> [To do]:
Restate each entry word for word. Keep every detail intact.

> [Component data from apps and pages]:
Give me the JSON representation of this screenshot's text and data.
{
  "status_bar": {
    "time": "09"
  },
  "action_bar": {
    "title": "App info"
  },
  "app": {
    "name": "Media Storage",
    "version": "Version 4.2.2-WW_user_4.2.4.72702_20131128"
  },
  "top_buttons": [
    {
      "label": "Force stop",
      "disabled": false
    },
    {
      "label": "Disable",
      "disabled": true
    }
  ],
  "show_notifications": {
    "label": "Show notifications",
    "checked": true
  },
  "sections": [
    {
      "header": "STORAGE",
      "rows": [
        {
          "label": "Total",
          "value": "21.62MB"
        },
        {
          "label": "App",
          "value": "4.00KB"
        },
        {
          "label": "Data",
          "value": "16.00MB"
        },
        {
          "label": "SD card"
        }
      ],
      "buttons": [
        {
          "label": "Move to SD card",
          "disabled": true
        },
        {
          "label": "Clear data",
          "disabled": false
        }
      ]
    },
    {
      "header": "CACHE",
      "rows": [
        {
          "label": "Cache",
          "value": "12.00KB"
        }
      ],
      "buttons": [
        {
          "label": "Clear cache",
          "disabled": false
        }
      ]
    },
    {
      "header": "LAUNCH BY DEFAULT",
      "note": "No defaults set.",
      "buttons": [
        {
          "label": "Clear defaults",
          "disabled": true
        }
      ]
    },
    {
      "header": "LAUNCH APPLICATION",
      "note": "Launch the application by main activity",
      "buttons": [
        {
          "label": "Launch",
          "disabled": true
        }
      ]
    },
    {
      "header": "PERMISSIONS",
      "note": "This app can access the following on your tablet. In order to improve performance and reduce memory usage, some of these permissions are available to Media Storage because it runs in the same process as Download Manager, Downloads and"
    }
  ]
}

> [Finished task]:
Give me the JSON representation of this screenshot's text and data.
{
  "status_bar": {
    "time": "09"
  },
  "action_bar": {
    "title": "App info"
  },
  "app": {
    "name": "Media Storage",
    "version": "Version 4.2.2-WW_user_4.2.4.72702_20131128"
  },
  "top_buttons": [
    {
      "label": "Force stop",
      "disabled": false
    },
    {
      "label": "Disable",
      "disabled": true
    }
  ],
  "show_notifications": {
    "label": "Show notifications",
    "checked": true
  },
  "sections": [
    {
      "header": "STORAGE",
      "rows": [
        {
          "label": "Total",
          "value": "21.62MB"
        },
        {
          "label": "App",
          "value": "4.00KB"
        },
        {
          "label": "Data",
          "value": "16.00MB"
        },
        {
          "label": "SD card"
        }
      ],
      "buttons": [
        {
          "label": "Move to SD card",
          "disabled": true
        },
        {
          "label": "Clear data",
          "disabled": false
        }
      ]
    },
    {
      "header": "CACHE",
      "rows": [
        {
          "label": "Cache",
          "value": "12.00KB"
        }
      ],
      "buttons": [
        {
          "label": "Clear cache",
          "disabled": false
        }
      ]
    },
    {
      "header": "LAUNCH BY DEFAULT",
      "note": "No defaults set.",
      "buttons": [
        {
          "label": "Clear defaults",
          "disabled": true
        }
      ]
    },
    {
      "header": "LAUNCH APPLICATION",
      "note": "Launch the application by main activity",
      "buttons": [
        {
          "label": "Launch",
          "disabled": true
        }
      ]
    },
    {
      "header": "PERMISSIONS",
      "note": "This app can access the following on your tablet. In order to improve performance and reduce memory usage, some of these permissions are available to Media Storage because it runs in the same process as Download Manager, Downloads and"
    }
  ]
}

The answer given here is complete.